Iced Out by C. K. Smouha and illustrated by Isabella Bunnell is the sort of children’s book whose message I fully support, though I find the overall execution of it somewhat lacking. A story about being yourself and accepting others for who they are rather than judging them for their looks or things out of their control, Iced Out seeks to promote acceptance. Unfortunately, it does more to suggest that becoming friends with someone popular will make others accept you than anything else.
In general, the story was okay. It wasn’t too clever or anything, but it had a clear goal that wasn’t terrible. Still, I found a number of things odd and problematic. The story follows Wilfred and Neville, a walrus and a narwhal who are forced together by the mere circumstance of being disliked by the rest of their classmates. To make matters worse, the two actually don’t even like each other. And resultingly, they’re pretty miserable. But that all changes when Betty the beluga whale joins their class and the two of them quickly become quite obsessed, or smitten as the book says, with her.
Thus the two begin doing whatever they can to impress her. Neville even practices a soccer move to get her to like him. Ironically, he was cited as being disliked because he was bad at soccer and his “tooth” would often pop all the balls. And then for some reason, they both want Betty to choose between them and pick one to be her boyfriend. So. instead of working to improve skills for himself, he’s merely trying to impress someone who isn’t going to be impressed.

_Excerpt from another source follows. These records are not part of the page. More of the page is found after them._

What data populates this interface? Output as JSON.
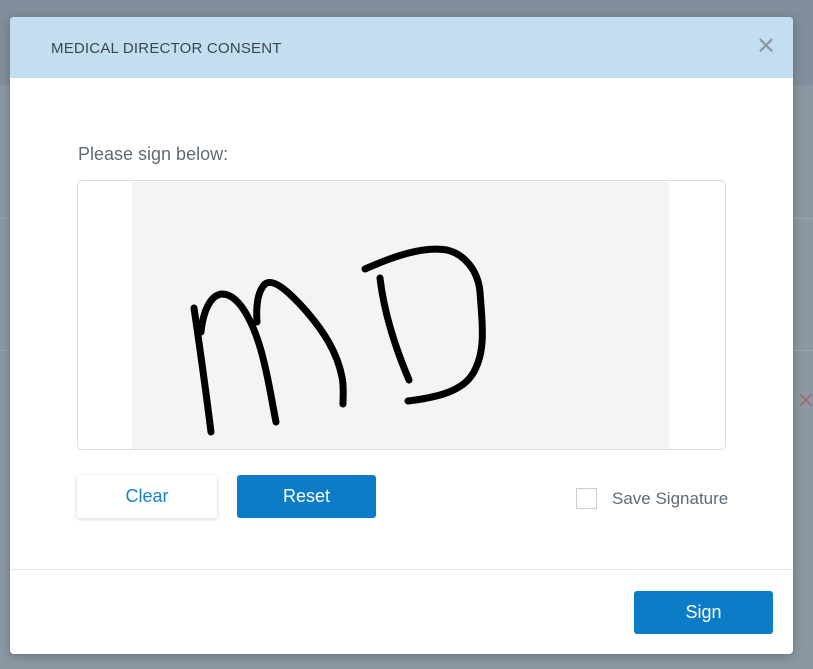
{
  "modal": {
    "title": "MEDICAL DIRECTOR CONSENT",
    "close_icon": "close-icon",
    "prompt": "Please sign below:",
    "signature_text": "MD",
    "clear_label": "Clear",
    "reset_label": "Reset",
    "save_signature_label": "Save Signature",
    "save_signature_checked": false,
    "sign_label": "Sign"
  },
  "colors": {
    "header_bg": "#c3def0",
    "primary": "#0b7cc5",
    "link": "#1b82c6",
    "overlay": "#808f9b"
  }
}
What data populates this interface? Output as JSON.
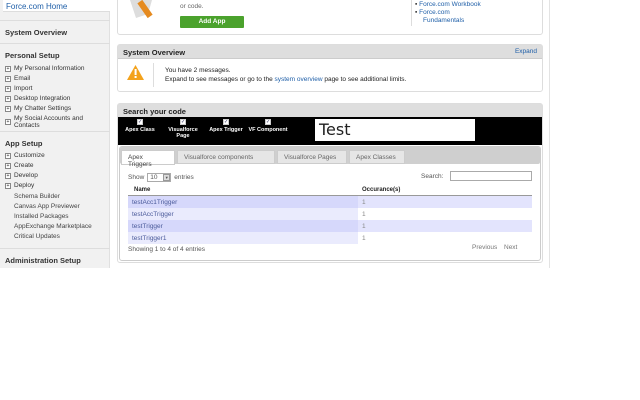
{
  "sidebar": {
    "home": "Force.com Home",
    "system_overview": "System Overview",
    "personal_setup": "Personal Setup",
    "personal_items": [
      "My Personal Information",
      "Email",
      "Import",
      "Desktop Integration",
      "My Chatter Settings",
      "My Social Accounts and Contacts"
    ],
    "app_setup": "App Setup",
    "app_items": [
      "Customize",
      "Create",
      "Develop",
      "Deploy"
    ],
    "app_sub_items": [
      "Schema Builder",
      "Canvas App Previewer",
      "Installed Packages",
      "AppExchange Marketplace",
      "Critical Updates"
    ],
    "admin_setup": "Administration Setup"
  },
  "top_card": {
    "text": "or code.",
    "add_app": "Add App",
    "links": [
      "Force.com Workbook",
      "Force.com",
      "Fundamentals"
    ]
  },
  "system_overview": {
    "title": "System Overview",
    "expand": "Expand",
    "line1": "You have 2 messages.",
    "line2_pre": "Expand to see messages or go to the ",
    "line2_link": "system overview",
    "line2_post": " page to see additional limits."
  },
  "search": {
    "title": "Search your code",
    "checkboxes": [
      {
        "label": "Apex Class",
        "checked": true
      },
      {
        "label": "Visualforce Page",
        "checked": true
      },
      {
        "label": "Apex Trigger",
        "checked": true
      },
      {
        "label": "VF Component",
        "checked": true
      }
    ],
    "query": "Test",
    "tabs": [
      "Apex Triggers",
      "Visualforce components",
      "Visualforce Pages",
      "Apex Classes"
    ],
    "active_tab": "Apex Triggers",
    "show": "Show",
    "entries_value": "10",
    "entries": "entries",
    "search_label": "Search:",
    "search_value": "",
    "columns": [
      "Name",
      "Occurance(s)"
    ],
    "rows": [
      [
        "testAcc1Trigger",
        "1"
      ],
      [
        "testAccTrigger",
        "1"
      ],
      [
        "testTrigger",
        "1"
      ],
      [
        "testTrigger1",
        "1"
      ]
    ],
    "info": "Showing 1 to 4 of 4 entries",
    "previous": "Previous",
    "next": "Next"
  },
  "colors": {
    "accent": "#1f5fa8",
    "button": "#4ba22d",
    "row_odd": "#d6d8fb",
    "row_even": "#eaebfd"
  }
}
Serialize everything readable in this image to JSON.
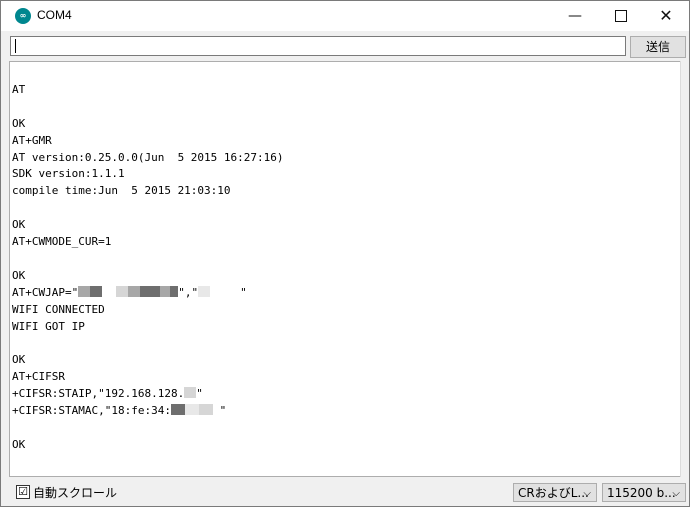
{
  "window": {
    "title": "COM4",
    "icon_text": "∞",
    "minimize": "—",
    "close": "✕"
  },
  "send": {
    "input_value": "",
    "button_label": "送信"
  },
  "output_lines": [
    "AT",
    "",
    "OK",
    "AT+GMR",
    "AT version:0.25.0.0(Jun  5 2015 16:27:16)",
    "SDK version:1.1.1",
    "compile time:Jun  5 2015 21:03:10",
    "",
    "OK",
    "AT+CWMODE_CUR=1",
    "",
    "OK",
    "AT+CWJAP=\"",
    "WIFI CONNECTED",
    "WIFI GOT IP",
    "",
    "OK",
    "AT+CIFSR",
    "+CIFSR:STAIP,\"192.168.128.",
    "+CIFSR:STAMAC,\"18:fe:34:",
    "",
    "OK"
  ],
  "output_fragments": {
    "cwjap_mid": "\",\"",
    "cwjap_end": "\"",
    "staip_end": "\"",
    "stamac_end": " \""
  },
  "bottom": {
    "autoscroll_checked": "☑",
    "autoscroll_label": "自動スクロール",
    "line_ending": "CRおよびL...",
    "baud_rate": "115200 b...",
    "dropdown_arrow": "⌵"
  }
}
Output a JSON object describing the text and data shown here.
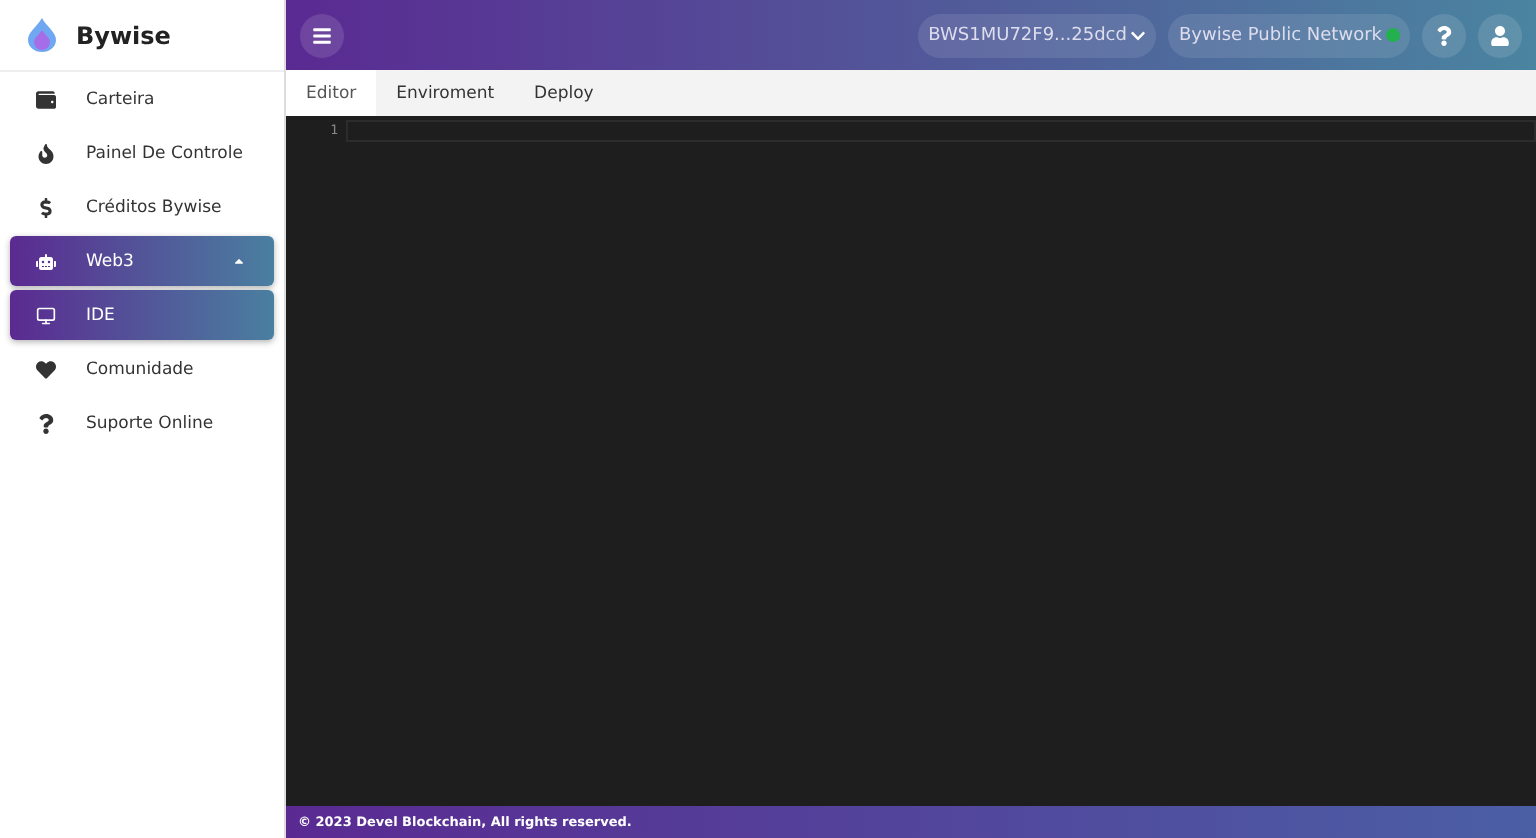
{
  "brand": "Bywise",
  "sidebar": {
    "items": [
      {
        "label": "Carteira",
        "selected": false
      },
      {
        "label": "Painel De Controle",
        "selected": false
      },
      {
        "label": "Créditos Bywise",
        "selected": false
      },
      {
        "label": "Web3",
        "selected": true,
        "expanded": true,
        "children": [
          {
            "label": "IDE",
            "selected": true
          }
        ]
      },
      {
        "label": "Comunidade",
        "selected": false
      },
      {
        "label": "Suporte Online",
        "selected": false
      }
    ]
  },
  "header": {
    "wallet": "BWS1MU72F9...25dcd",
    "network": {
      "label": "Bywise Public Network",
      "online": true
    }
  },
  "tabs": [
    {
      "label": "Editor",
      "selected": true
    },
    {
      "label": "Enviroment",
      "selected": false
    },
    {
      "label": "Deploy",
      "selected": false
    }
  ],
  "editor": {
    "line_numbers": [
      "1"
    ]
  },
  "footer": "© 2023 Devel Blockchain, All rights reserved."
}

The resolution of the issues, moving into the acceptance of everyone, comes too quickly and too unrealistically. Thus, the achievements Wilfred and Neville find themselves getting as they begin to join their classmates in various activities feels rather contrived in the end. I felt odd about a lot of the things that happened and none of it ever really did a decent job of supporting the message that the book was clearly trying to send.
While the artwork was cute, overall I couldn’t really bring myself to be all that impressed with this book overall. It just didn’t work the way it seemed it was meant to.
I was provided a free copy of this book via NetGalley in exchange for an honest review.